If you’re like many from my post-Gen X/pre-Millennial generation, you’ve watched the Bill Murray classic Groundhog Day so many times that it can seem like you’ve been trapped in a time loop yourself. You know its plot just as well as Phil Connors knows Punxsutawney. But did you ever realize that this ’90s classic is in fact a cleverly disguised dissertation on the benefits of Zen Buddhism?
While he was raised Jewish, over the course of his life Groundhog Day director and screenwriter Harold Ramis became self-described “Buddhish.” Ramis has explicitly said that he didn’t intend the film to be about Buddhism, but has admitted in interviews that more than a little of his semi-zen beliefs filtered in of their own accord.

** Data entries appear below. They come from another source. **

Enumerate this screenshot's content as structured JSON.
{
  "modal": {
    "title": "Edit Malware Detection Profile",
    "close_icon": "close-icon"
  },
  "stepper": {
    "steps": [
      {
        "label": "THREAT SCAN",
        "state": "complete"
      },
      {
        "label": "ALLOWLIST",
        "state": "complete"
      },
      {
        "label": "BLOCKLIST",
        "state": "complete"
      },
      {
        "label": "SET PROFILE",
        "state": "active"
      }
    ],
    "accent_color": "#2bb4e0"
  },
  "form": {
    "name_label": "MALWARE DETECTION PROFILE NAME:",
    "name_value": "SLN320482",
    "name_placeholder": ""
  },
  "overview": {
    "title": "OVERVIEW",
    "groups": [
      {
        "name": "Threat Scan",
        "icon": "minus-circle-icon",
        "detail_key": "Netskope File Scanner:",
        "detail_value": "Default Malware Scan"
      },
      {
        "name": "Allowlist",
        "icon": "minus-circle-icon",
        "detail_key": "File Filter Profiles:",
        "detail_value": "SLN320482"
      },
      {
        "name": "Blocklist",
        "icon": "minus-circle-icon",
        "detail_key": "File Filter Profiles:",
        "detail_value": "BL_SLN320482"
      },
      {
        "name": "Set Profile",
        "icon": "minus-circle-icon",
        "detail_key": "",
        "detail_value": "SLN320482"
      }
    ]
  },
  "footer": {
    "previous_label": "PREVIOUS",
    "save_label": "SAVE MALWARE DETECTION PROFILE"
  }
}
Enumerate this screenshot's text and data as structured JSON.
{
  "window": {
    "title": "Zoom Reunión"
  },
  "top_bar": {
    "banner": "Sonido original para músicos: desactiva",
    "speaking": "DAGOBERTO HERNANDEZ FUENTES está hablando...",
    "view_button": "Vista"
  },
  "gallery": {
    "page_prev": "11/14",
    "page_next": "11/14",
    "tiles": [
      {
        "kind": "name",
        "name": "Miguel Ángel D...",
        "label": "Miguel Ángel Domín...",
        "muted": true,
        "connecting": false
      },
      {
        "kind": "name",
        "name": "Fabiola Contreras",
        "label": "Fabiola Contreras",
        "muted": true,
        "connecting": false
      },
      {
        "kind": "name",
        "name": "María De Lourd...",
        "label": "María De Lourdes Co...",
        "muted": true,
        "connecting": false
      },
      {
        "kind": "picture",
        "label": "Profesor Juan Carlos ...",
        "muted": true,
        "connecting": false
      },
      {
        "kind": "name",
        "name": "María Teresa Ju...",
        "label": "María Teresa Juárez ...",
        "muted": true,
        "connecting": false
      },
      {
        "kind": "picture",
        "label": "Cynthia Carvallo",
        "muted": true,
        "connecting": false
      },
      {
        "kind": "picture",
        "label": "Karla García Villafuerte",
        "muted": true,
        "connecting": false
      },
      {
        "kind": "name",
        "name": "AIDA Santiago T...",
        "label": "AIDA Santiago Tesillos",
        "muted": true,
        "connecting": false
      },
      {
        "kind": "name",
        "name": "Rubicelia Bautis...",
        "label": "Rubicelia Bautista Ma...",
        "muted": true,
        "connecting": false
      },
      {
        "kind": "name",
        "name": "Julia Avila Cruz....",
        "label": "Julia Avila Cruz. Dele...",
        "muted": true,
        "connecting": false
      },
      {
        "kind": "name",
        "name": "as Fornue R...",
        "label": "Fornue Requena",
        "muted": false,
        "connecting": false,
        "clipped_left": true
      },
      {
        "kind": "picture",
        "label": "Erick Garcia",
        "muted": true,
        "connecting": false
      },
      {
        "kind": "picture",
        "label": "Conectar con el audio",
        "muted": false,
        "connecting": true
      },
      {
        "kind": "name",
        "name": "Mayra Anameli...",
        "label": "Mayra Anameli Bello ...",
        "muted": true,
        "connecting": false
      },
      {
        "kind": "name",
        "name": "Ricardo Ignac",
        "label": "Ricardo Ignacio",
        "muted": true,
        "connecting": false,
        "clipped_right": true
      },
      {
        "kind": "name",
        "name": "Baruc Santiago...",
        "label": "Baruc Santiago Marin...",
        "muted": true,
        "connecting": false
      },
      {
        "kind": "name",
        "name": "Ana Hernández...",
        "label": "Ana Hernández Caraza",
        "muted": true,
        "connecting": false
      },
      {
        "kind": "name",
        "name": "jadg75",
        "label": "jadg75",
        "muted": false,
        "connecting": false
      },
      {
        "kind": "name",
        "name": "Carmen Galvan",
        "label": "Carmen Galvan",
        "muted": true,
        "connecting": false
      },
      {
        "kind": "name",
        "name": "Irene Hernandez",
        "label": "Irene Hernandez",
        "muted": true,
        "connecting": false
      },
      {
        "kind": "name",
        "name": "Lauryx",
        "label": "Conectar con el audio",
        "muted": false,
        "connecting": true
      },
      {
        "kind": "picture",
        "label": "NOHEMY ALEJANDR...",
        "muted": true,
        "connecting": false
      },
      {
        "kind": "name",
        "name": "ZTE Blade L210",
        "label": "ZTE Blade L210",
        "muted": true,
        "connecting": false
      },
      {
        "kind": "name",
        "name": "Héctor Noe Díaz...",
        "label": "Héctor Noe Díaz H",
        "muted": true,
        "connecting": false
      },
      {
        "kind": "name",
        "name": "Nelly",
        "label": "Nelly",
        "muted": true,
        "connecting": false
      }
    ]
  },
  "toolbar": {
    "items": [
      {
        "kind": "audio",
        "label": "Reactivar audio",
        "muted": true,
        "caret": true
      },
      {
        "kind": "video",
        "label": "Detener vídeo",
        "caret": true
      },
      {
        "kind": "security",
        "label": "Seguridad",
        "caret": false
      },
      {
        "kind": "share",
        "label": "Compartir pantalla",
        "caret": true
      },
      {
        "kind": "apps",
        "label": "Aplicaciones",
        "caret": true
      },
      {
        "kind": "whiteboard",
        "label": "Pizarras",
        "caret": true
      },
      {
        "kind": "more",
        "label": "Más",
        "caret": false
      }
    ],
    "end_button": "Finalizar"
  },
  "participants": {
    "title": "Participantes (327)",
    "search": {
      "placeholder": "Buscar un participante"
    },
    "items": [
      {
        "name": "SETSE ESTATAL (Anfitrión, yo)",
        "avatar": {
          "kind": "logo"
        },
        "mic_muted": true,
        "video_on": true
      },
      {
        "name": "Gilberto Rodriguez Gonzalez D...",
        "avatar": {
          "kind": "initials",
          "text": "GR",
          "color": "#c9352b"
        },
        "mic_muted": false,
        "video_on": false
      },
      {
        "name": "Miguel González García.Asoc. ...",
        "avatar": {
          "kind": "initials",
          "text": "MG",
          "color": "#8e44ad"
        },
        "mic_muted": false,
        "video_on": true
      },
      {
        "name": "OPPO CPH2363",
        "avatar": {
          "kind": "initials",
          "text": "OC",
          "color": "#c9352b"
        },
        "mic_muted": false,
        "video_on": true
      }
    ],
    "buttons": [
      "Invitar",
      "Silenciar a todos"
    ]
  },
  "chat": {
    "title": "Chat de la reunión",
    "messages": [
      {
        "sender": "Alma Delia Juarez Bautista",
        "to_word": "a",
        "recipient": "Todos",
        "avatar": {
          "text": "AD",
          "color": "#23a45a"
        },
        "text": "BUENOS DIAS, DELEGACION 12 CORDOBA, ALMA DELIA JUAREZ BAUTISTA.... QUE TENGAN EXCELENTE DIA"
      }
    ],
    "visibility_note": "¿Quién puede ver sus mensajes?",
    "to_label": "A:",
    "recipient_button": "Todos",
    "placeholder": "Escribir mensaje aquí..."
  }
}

Let’s take a look at how Buddhism is woven into Groundhog Day.
The Cycle of Rebirth
Buddhism is most clearly exemplified in the central plot device of the movie, i.e. the main character’s repetition of lives. Connors is trapped in an endless cycle of birth and rebirth, doomed to experience the same minor and major sufferings again and again.
In Buddhism, this cycle of rebirth and the suffering therein is referred to as samsara. According to Buddhists, the only way to escape this process is by purifying one’s karma thereby escaping into the bliss of nirvana.
The Purification of Karma
Karma has two related definitions. The first involves the widely understood concept of cause and effect, while the Sanskrit word itself can be directly translated to mean “action” or “deed.” Buddhists believe that through good actions (cause) one achieves more desirable rebirths (effect). The opposite is also true—bad deeds result in undesirable rebirths.
The plot of the movie is more or less set into motion because Connors is a crappy person, and therefore his bad karma draws him into a downward spiral of increasingly dark rebirths. Only through the gradual purification of his karma through a series of good deeds is he able to escape this cycle.
This purification is what the second half of the movie is all about. Phil learns to think of others rather than himself, improves his understanding of art and music, and generally spends his final repeated day racing around doing good deeds. As a result, the cycle is broken.
According to Buddhism, nirvana is attained when one extinguishes what are called “the three fires” of passion, aversion, and ignorance. We can see Phil’s struggles with these fires—and his eventual triumph over them—clearly.
Initially his attraction to Rita is characterized by lust, but as he learns more about her this gives way to love. His aversion (or hatred of) the townspeople and most specifically, Ned the insurance guy, eventually evolves into acceptance and even friendship. And while he opens the movie completely disinterested in anything outside his existing experience, this ignorance is overcome through his careful study of subjects like French poetry, piano, and life-skills in general.
By surmounting these three flaws, Connors finally escapes the cycle and enters into the presumed nirvana of Rita’s love.
If we want to dig really deep, it might be worth mentioning that the name Rita means “child of light.” The experience of nirvana is often described as being bathed in light.
Only through the gradual purification of his karma through a series of good deeds is he able to escape this cycle
Of course, I could be overanalyzing. The names of the central character, Phil Connors, mean “lover of horses” and “lover of wolves” respectively, which don’t seem to offer much thematically speaking. Perhaps he needs to escape his baser animal instincts before he can be elevated to Rita’s nirvana? Perhaps I’m looking for meaning that isn’t there?
In any case, while on the surface it’s a fun comedy about the importance of being a good person, Groundhog Day has a surprising amount of depth hidden between the jokes.
“I’ve killed myself so many times I don’t even exist anymore,” Connors muses at some point. It is common among Buddhist teachers to insist that their students “kill themselves” from this reality in order to escape the illusion of existence.
Whether Buddhist or not, the final message of Groundhog Day is clear: if you’re feeling trapped in a cycle of meaninglessness, the solution is to embrace love and friendship, and maybe learn a new skill or two. The Gautama knew it some 2,500 years ago, and the Bill Murray recommends it now.
And if there’s any genuine Buddha walking the Earth today, it’s Bill Murray.